I get that. Or at least I understand why. Growing up, Christmas Day was basically for the kids. We got up early, opened presents, had breakfast, and spent the rest of the day playing with the new toy, riding the new bicycle, or playing with friends who were doing the same.
Our own church has not had a Christmas Day worship tradition. We do have two Christmas Eve services each year which are usually very well attended. But Christmas Day? Not so much. So, this year, we faced a dilemma. Do we change the Christmas Eve services on Saturday evening? Do we cancel the Christmas Day service?
In the end, we decided to do a slight modification. We changed the times of the services slightly. We still had our “kid friendly” service at 6 p.m. on Christmas Eve. Bishop St. Nicholas was to pay a brief visit and give a gift to each child. We moved the other service, a candlelight service, to 8:30 p.m. and, on Christmas Day, the Sunday worship at 10:30 a.m. rather than 10 a.m.
There are a few reasons why we had Christmas Day services. For one thing, it’s Sunday. Christians, since the days of the apostles have gathered on “The Lord’s Day” celebrating His resurrection. For a time, the apostles went to the synagogue on the Jewish Sabbath but, after they were eventually kicked out, Sunday became the standard and has been so for nearly 2,000 years.

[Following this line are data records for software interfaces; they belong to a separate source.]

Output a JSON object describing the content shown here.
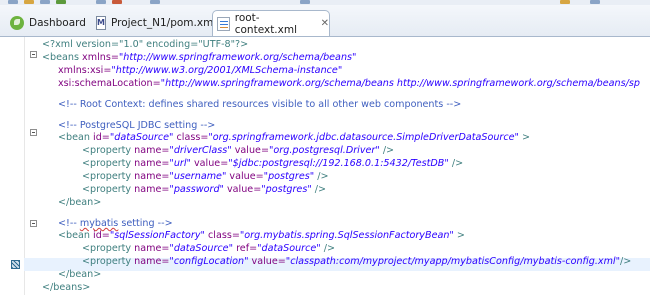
{
  "tabs": [
    {
      "label": "Dashboard",
      "icon": "spring-dashboard-icon",
      "active": false
    },
    {
      "label": "Project_N1/pom.xml",
      "icon": "maven-pom-icon",
      "active": false
    },
    {
      "label": "root-context.xml",
      "icon": "xml-file-icon",
      "active": true,
      "close": "✕"
    }
  ],
  "code": {
    "l1_pi": "<?xml version=\"1.0\" encoding=\"UTF-8\"?>",
    "l2_open": "<beans",
    "l2_attr": " xmlns=",
    "l2_val": "\"http://www.springframework.org/schema/beans\"",
    "l3_attr": "xmlns:xsi=",
    "l3_val": "\"http://www.w3.org/2001/XMLSchema-instance\"",
    "l4_attr": "xsi:schemaLocation=",
    "l4_val": "\"http://www.springframework.org/schema/beans http://www.springframework.org/schema/beans/sp",
    "c_root": "<!-- Root Context: defines shared resources visible to all other web components -->",
    "c_pg": "<!-- PostgreSQL JDBC setting -->",
    "b1_tag": "<bean",
    "b1_id_attr": " id=",
    "b1_id_val": "\"dataSource\"",
    "b1_class_attr": " class=",
    "b1_class_val": "\"org.springframework.jdbc.datasource.SimpleDriverDataSource\"",
    "b1_end": " >",
    "p1_tag": "<property",
    "p1_name_attr": " name=",
    "p1_name_val": "\"driverClass\"",
    "p1_value_attr": " value=",
    "p1_value_val": "\"org.postgresql.Driver\"",
    "p1_end": " />",
    "p2_name_val": "\"url\"",
    "p2_value_val": "\"$jdbc:postgresql://192.168.0.1:5432/TestDB\"",
    "p3_name_val": "\"username\"",
    "p3_value_val": "\"postgres\"",
    "p4_name_val": "\"password\"",
    "p4_value_val": "\"postgres\"",
    "bean_close": "</bean>",
    "c_mb_open": "<!-- ",
    "c_mb_word": "mybatis",
    "c_mb_rest": " setting -->",
    "b2_id_val": "\"sqlSessionFactory\"",
    "b2_class_val": "\"org.mybatis.spring.SqlSessionFactoryBean\"",
    "p5_name_val": "\"dataSource\"",
    "p5_ref_attr": " ref=",
    "p5_ref_val": "\"dataSource\"",
    "p6_name_val": "\"configLocation\"",
    "p6_value_val": "\"classpath:com/myproject/myapp/mybatisConfig/mybatis-config.xml\"",
    "p6_end": "/>",
    "beans_close": "</beans>"
  },
  "colors": {
    "tag": "#3f7f7f",
    "attribute": "#7f007f",
    "value": "#2a00ff",
    "comment": "#3f5fbf",
    "current_line": "#e8f2fe"
  }
}
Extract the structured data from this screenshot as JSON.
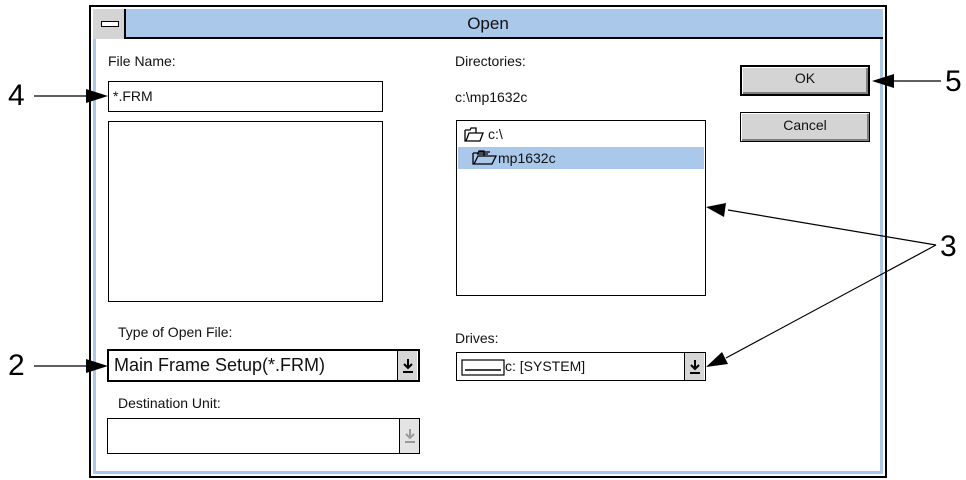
{
  "dialog": {
    "title": "Open"
  },
  "file_name": {
    "label": "File Name:",
    "value": "*.FRM"
  },
  "directories": {
    "label": "Directories:",
    "current_path": "c:\\mp1632c",
    "items": [
      {
        "label": "c:\\",
        "icon": "open-folder-icon",
        "selected": false
      },
      {
        "label": "mp1632c",
        "icon": "open-folder-files-icon",
        "selected": true
      }
    ]
  },
  "buttons": {
    "ok_label": "OK",
    "cancel_label": "Cancel"
  },
  "type_of_open_file": {
    "label": "Type of Open File:",
    "value": "Main Frame Setup(*.FRM)"
  },
  "drives": {
    "label": "Drives:",
    "value": "c: [SYSTEM]",
    "icon": "drive-icon"
  },
  "destination_unit": {
    "label": "Destination Unit:",
    "value": ""
  },
  "callouts": {
    "c2": "2",
    "c3": "3",
    "c4": "4",
    "c5": "5"
  },
  "colors": {
    "title_bar": "#a9c8ea",
    "selection": "#a9c8ea",
    "button_face": "#d4d4d4"
  }
}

For another reason, Christmas is about Jesus — not presents, trees, lights, football games, or even family. It is about Him. And for another, what if someone decided that, on Christmas Day, they have decided to go to church to “give God a try?” And then, what if the doors were locked and no one was home?
So, with church history being on my side, I humbly suggest that Christians should be in church on Sundays — every Sunday. And Christmas Day, when it falls on Sunday, is no exception. Remember the reason for the season — and then celebrate Christ on Christmas Day!
[David Epps is the pastor of the Cathedral of Christ the King, Sharpsburg, GA (www.ctkcec.org). He is the bishop of the Mid-South Diocese which consists of Georgia and Tennessee (www.midsouthdiocese.org) and the Associate Endorser for the Department of the Armed Forces, U. S. Military Chaplains, ICCEC. He may contacted at firstname.lastname@example.org.]